Prompt>
Across the records below, count every line that contains the string "true", then report the count alone.

Dataset rows for apps and sites:
=== Begin Enclosure ===
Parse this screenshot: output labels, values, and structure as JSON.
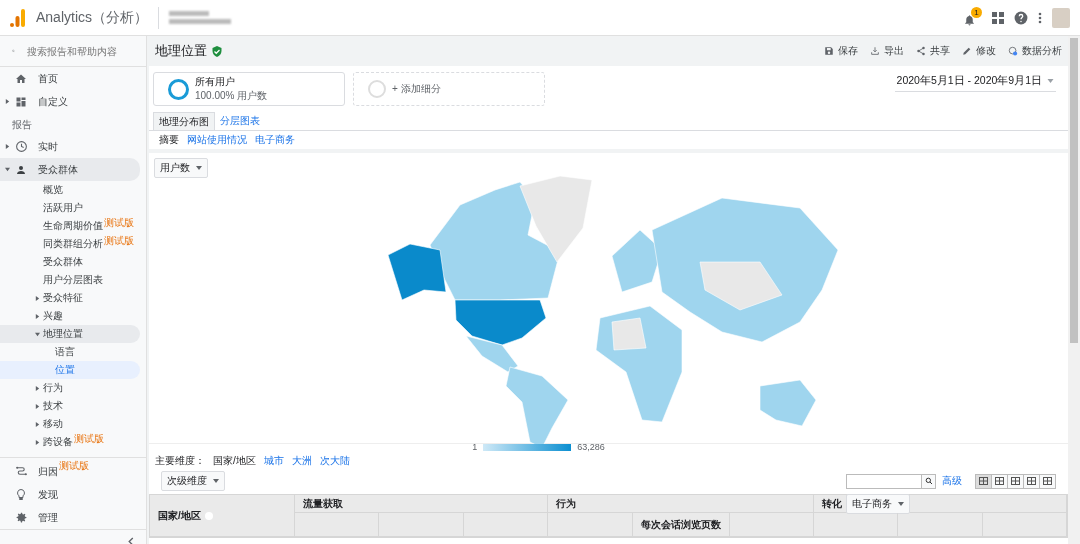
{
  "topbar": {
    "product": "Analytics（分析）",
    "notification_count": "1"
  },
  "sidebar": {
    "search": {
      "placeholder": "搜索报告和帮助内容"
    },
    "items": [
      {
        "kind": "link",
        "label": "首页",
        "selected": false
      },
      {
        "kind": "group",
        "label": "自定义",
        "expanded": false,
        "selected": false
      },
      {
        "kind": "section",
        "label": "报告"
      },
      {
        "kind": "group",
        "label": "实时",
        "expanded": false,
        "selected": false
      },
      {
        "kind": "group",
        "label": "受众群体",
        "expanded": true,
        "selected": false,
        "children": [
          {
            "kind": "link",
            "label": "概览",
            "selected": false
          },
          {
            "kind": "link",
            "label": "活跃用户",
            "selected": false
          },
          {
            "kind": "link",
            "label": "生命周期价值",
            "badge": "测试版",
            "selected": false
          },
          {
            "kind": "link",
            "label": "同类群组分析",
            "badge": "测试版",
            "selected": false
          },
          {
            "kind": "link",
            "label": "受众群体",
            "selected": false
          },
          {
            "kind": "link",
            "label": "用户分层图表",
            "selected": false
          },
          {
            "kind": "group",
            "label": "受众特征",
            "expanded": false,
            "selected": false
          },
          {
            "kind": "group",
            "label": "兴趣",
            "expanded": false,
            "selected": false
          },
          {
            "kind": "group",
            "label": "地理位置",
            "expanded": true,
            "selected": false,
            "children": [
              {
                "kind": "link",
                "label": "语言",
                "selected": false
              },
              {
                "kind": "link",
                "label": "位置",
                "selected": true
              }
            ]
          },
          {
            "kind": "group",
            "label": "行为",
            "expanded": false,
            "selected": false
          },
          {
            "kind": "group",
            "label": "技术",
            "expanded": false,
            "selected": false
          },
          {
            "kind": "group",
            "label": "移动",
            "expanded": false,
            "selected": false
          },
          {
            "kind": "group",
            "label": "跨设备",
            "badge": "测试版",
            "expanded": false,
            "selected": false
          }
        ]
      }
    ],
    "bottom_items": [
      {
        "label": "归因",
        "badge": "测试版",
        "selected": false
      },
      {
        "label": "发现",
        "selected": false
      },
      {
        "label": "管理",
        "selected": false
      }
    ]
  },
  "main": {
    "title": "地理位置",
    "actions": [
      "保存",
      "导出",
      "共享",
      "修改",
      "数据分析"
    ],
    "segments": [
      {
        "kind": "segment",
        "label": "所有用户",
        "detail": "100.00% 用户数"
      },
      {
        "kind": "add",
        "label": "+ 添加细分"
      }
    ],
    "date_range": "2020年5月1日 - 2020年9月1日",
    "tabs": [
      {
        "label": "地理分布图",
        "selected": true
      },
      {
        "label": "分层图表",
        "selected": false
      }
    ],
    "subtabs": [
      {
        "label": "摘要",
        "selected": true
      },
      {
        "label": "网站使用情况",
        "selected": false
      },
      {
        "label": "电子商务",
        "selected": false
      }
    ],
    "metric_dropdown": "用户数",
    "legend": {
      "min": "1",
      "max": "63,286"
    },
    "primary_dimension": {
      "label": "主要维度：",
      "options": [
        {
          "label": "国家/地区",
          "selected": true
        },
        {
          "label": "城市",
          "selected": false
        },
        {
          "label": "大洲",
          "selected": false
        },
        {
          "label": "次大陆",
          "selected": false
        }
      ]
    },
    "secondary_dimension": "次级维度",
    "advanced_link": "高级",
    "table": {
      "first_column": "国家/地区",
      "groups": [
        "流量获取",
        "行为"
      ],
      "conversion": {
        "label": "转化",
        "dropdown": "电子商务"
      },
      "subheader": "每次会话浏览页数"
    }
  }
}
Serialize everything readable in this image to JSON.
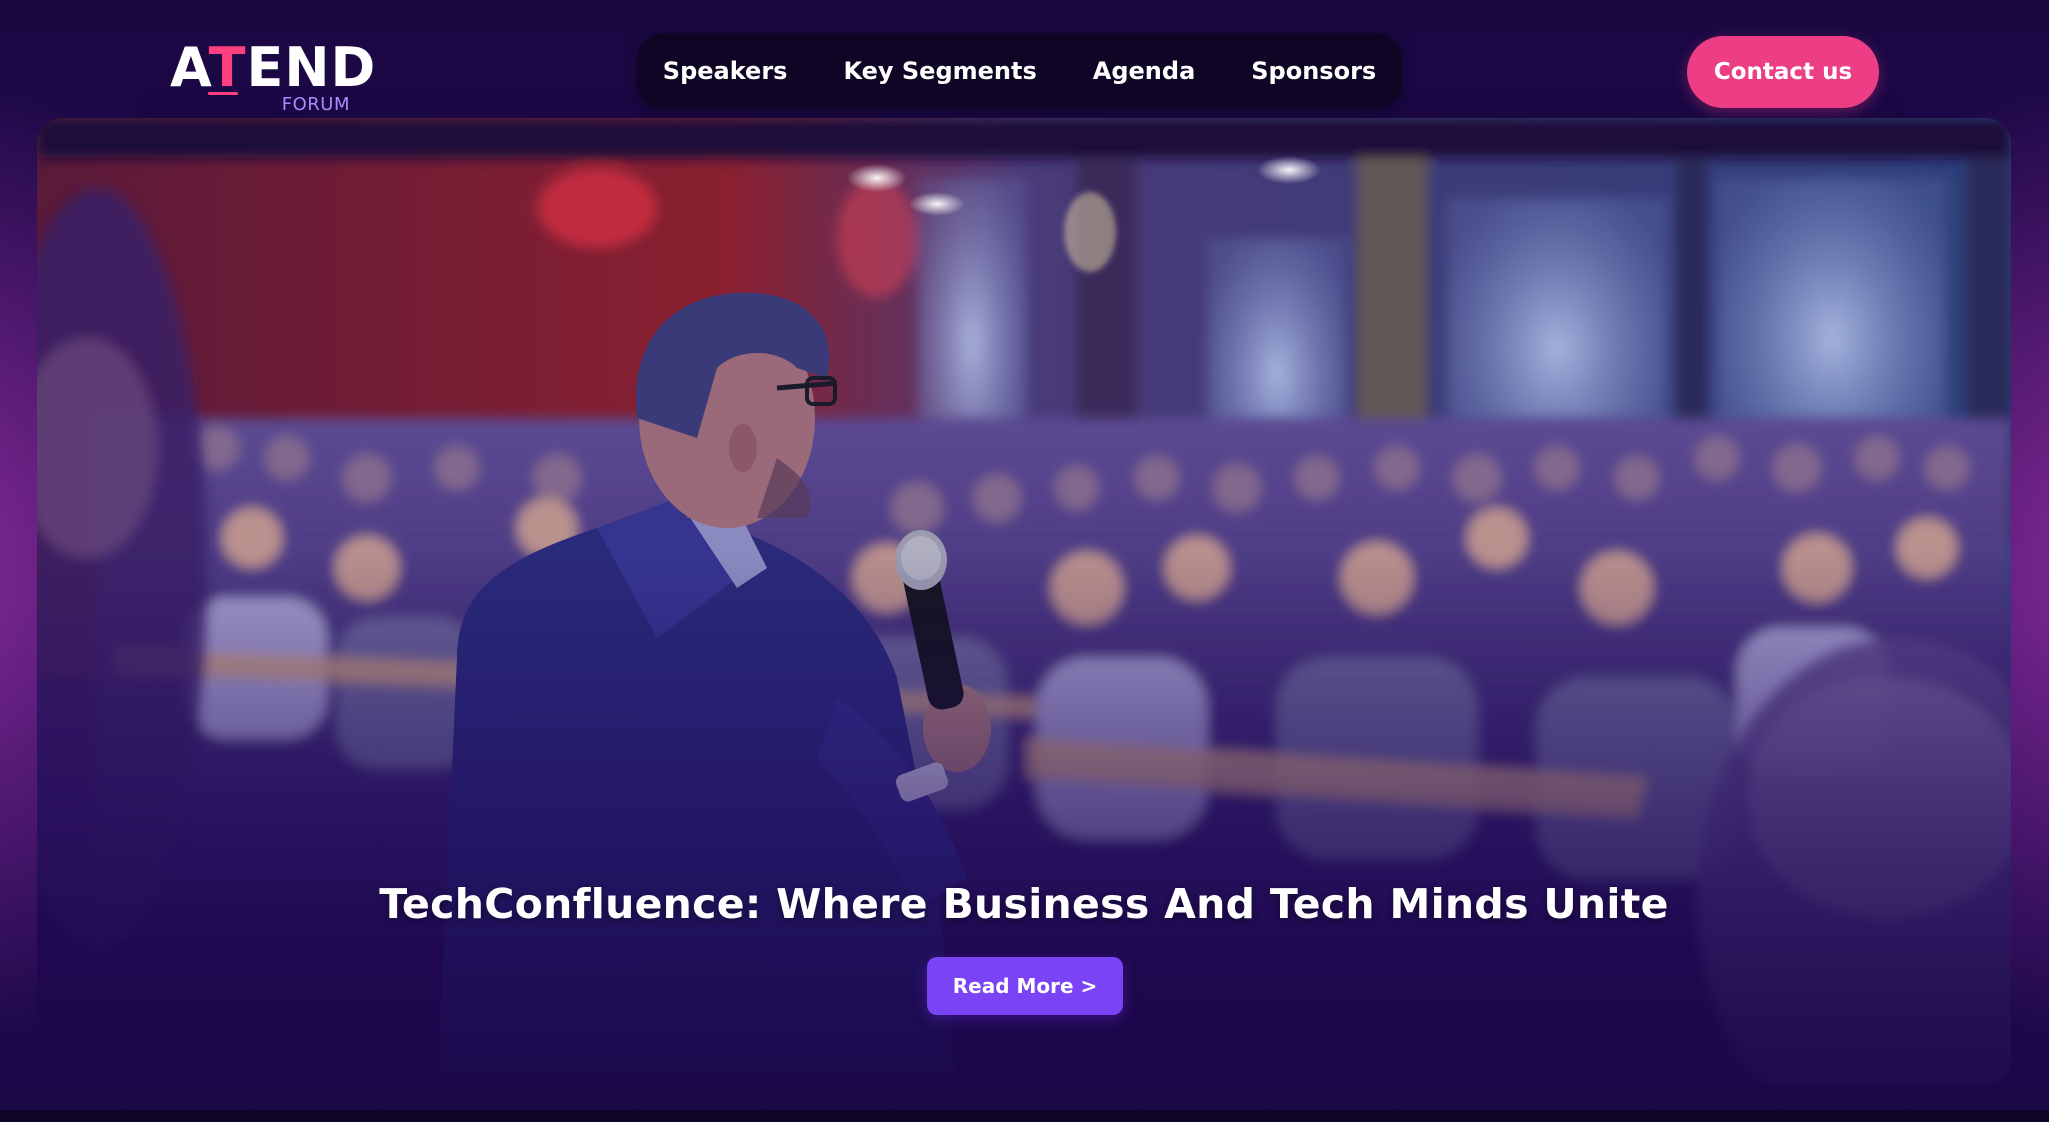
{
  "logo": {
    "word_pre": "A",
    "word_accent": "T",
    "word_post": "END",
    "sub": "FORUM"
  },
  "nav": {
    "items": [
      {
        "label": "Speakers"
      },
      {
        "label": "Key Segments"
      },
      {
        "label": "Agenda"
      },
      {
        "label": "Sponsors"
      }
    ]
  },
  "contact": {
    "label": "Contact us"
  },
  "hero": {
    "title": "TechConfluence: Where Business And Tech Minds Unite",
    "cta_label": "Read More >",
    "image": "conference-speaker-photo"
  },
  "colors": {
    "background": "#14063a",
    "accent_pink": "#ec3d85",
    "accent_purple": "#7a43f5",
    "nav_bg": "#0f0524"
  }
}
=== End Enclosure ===
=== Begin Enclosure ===
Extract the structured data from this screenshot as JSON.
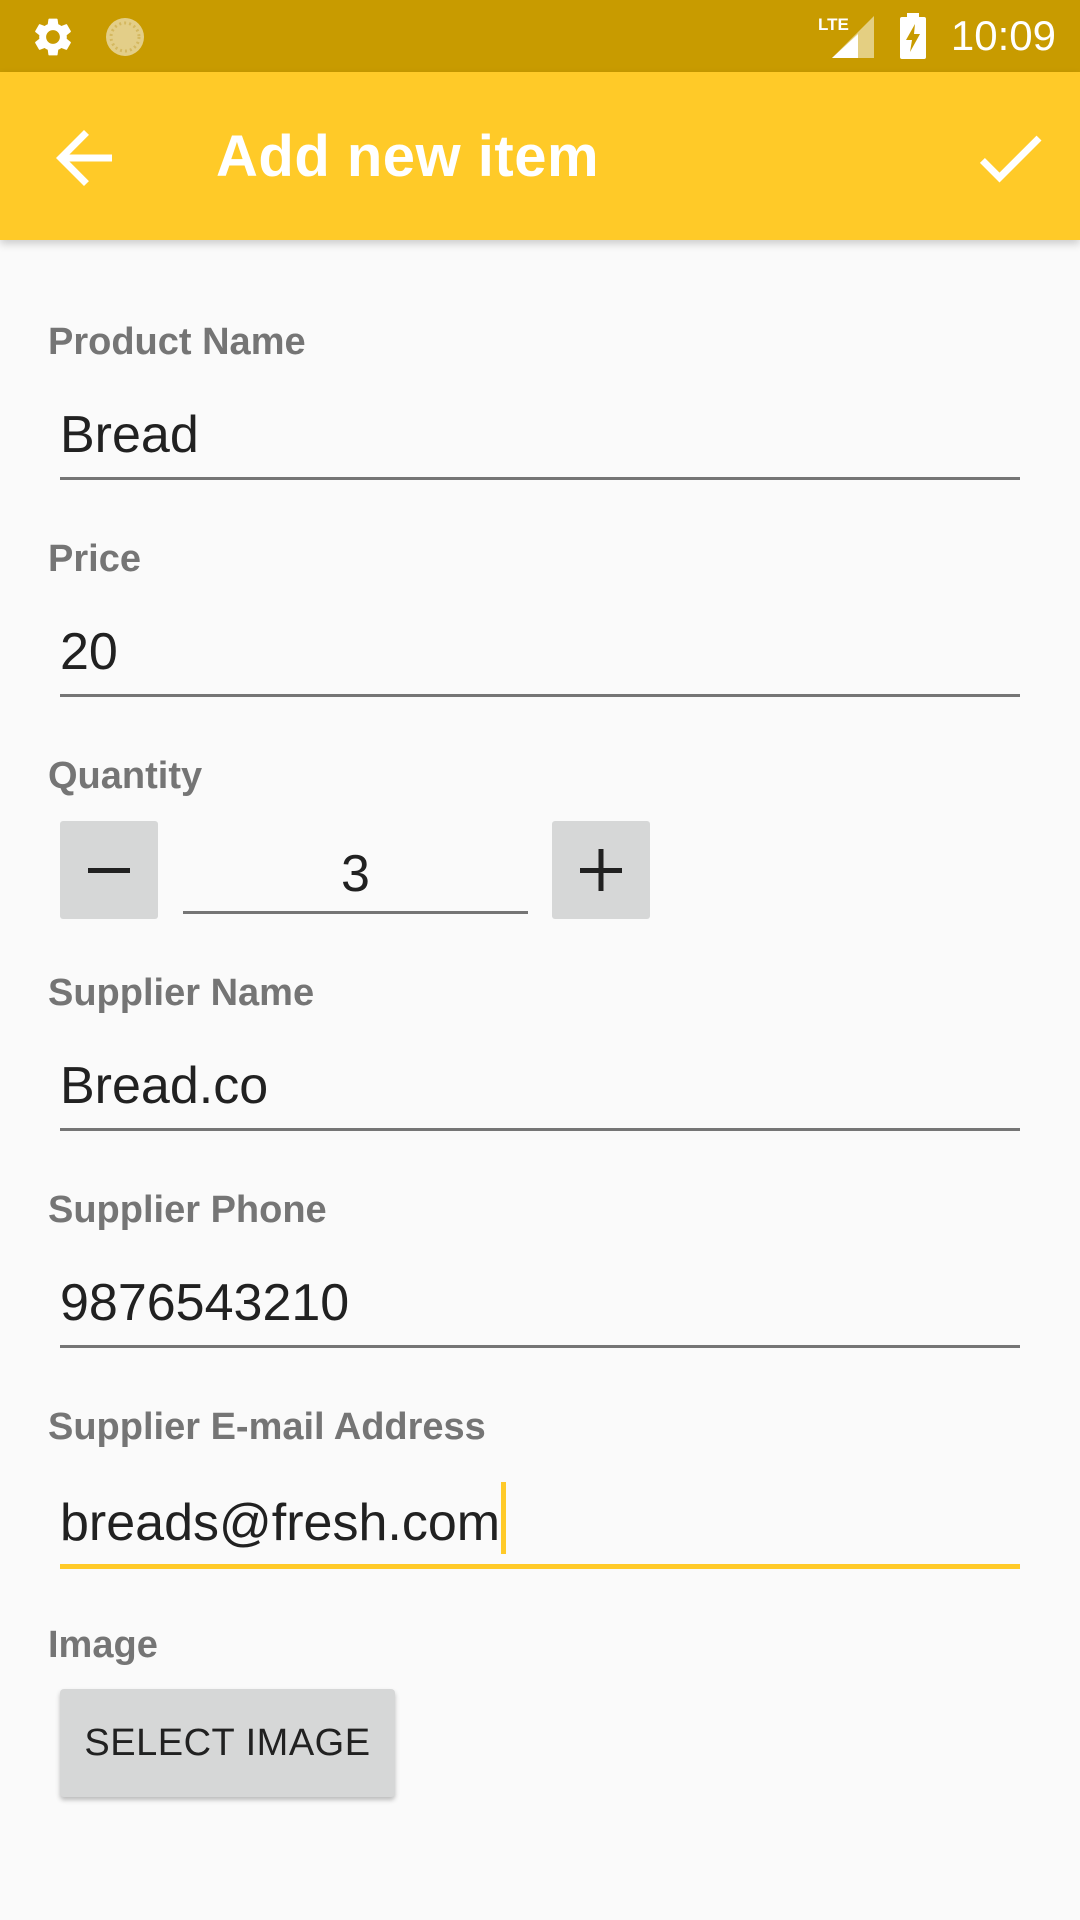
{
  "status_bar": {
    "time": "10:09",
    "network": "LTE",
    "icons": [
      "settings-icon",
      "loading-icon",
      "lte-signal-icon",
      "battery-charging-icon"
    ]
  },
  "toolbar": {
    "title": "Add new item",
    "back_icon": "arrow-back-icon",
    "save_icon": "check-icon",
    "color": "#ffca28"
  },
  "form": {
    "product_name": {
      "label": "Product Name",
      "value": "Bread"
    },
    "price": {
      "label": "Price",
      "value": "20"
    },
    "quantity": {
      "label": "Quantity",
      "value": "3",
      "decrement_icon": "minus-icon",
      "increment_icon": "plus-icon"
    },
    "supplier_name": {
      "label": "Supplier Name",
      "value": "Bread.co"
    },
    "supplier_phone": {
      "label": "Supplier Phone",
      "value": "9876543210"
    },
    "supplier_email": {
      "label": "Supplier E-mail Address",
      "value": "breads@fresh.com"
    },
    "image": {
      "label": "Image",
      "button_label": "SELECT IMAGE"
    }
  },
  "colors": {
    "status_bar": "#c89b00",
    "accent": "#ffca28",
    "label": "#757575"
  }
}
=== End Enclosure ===
Exercise answer>
6